In the 1987 Brian De Palma film The Untouchables, Al Capone, played convincingly by Robert De Niro, is walking around a large table of his lieutenants delivering a speech while holding baseball bat. Like Chekov’s proverbial gun in the first act, you know somehow that bat will come into play before the end of the scene. As Capone speaks, his lieutenants, sitting around the table smoking cigars, smilingly mouth their agreement to what he is saying. From cuts to Capone’s face, you can see his expression is becoming increasingly menacing as he goes along.
Capone’s words, from the excellent David Mamet script, follow below:
A man becomes preeminent, he's expected to have enthusiasms. … What are mine? What draws my admiration? What is that which gives me joy? … Baseball! A man stands alone at the plate. This is the time for what? For individual achievement. There he stands alone. But in the field, what? Part of a team. Teamwork. ... Looks, throws, catches, hustles.Part of one big team. Bats himself the live-long day, Babe Ruth, Ty Cobb, and so on. If his team don't field ... what is he? You follow me? No one. Sunny day, the stands are full of fans. What does he have to say? I'm goin' out there for myself. But … I get nowhere unless the team wins.
After the second lieutenant repeats, “team,” Capone, who has come up behind him with the baseball bat, starts whacking him repeatedly on the head, killing him, presumably for some sort of disloyalty.
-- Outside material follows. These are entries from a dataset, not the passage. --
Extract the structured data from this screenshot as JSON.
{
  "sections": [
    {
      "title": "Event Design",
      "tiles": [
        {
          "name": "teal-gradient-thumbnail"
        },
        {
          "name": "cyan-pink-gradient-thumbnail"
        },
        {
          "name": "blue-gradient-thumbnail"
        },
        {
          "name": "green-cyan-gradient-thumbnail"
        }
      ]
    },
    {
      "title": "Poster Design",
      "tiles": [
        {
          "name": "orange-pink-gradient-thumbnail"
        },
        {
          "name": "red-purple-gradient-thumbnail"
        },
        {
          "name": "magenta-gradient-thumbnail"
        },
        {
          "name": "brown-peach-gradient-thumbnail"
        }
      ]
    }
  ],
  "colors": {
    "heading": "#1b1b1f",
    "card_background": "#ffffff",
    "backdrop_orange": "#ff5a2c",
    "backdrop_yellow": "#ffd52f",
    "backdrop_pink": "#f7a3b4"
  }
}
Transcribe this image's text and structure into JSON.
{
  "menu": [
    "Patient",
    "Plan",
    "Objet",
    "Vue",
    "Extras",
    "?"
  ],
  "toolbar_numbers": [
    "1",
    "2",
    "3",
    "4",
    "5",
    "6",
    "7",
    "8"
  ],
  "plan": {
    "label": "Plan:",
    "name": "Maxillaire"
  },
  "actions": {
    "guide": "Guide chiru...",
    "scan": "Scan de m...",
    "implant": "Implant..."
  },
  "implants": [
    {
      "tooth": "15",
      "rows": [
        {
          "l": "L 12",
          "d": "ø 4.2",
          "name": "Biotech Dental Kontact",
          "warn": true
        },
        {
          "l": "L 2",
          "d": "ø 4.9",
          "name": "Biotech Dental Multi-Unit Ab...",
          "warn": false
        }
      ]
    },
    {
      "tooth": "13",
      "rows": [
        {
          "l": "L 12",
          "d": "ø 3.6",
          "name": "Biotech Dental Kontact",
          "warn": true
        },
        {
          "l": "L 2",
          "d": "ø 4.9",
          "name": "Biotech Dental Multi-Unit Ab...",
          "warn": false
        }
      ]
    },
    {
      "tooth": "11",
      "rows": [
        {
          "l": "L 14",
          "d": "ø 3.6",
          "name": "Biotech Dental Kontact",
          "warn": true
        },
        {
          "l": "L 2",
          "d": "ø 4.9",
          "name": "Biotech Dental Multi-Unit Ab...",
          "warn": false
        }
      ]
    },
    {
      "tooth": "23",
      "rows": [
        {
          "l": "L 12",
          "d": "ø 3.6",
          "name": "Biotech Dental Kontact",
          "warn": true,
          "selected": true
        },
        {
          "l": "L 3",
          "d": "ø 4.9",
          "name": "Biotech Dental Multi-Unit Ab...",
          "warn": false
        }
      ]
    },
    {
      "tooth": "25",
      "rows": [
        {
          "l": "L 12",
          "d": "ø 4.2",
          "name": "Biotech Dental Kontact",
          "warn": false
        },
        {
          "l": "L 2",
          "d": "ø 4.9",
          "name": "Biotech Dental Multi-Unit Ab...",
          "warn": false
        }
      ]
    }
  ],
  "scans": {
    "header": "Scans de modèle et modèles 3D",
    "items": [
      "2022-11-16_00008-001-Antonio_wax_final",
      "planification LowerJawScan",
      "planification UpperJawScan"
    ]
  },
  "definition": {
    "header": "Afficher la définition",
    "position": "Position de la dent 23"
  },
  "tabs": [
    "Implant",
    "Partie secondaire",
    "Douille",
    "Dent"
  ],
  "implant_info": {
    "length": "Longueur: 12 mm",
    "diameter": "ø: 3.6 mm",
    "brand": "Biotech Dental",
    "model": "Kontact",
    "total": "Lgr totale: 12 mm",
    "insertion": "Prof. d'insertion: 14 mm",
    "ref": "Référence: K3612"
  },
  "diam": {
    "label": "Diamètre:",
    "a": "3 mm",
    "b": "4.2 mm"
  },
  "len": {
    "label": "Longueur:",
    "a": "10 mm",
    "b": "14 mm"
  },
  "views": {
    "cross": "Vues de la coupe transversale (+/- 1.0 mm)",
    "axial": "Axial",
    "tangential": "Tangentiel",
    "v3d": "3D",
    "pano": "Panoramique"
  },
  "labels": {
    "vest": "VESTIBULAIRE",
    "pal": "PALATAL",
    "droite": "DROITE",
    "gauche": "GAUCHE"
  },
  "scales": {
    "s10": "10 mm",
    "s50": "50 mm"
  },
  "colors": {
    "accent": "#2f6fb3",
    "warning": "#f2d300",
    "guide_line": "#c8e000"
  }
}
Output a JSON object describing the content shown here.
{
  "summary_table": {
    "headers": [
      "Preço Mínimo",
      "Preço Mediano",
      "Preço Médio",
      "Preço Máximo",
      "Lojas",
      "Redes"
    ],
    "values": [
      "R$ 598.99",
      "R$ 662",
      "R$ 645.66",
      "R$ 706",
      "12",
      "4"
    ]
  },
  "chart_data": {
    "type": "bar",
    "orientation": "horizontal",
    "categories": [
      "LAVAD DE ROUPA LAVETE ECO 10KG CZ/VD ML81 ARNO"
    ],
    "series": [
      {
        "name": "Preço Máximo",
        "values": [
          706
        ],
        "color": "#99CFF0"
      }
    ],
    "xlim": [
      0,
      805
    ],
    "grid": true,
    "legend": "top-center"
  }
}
The scene ends with the lieutenant lying on the table, as blood from his head spreads out across the white table cloth.
While I could do without the shot of the blood, the dramatic tension of the scene leading up to it would be difficult to beat.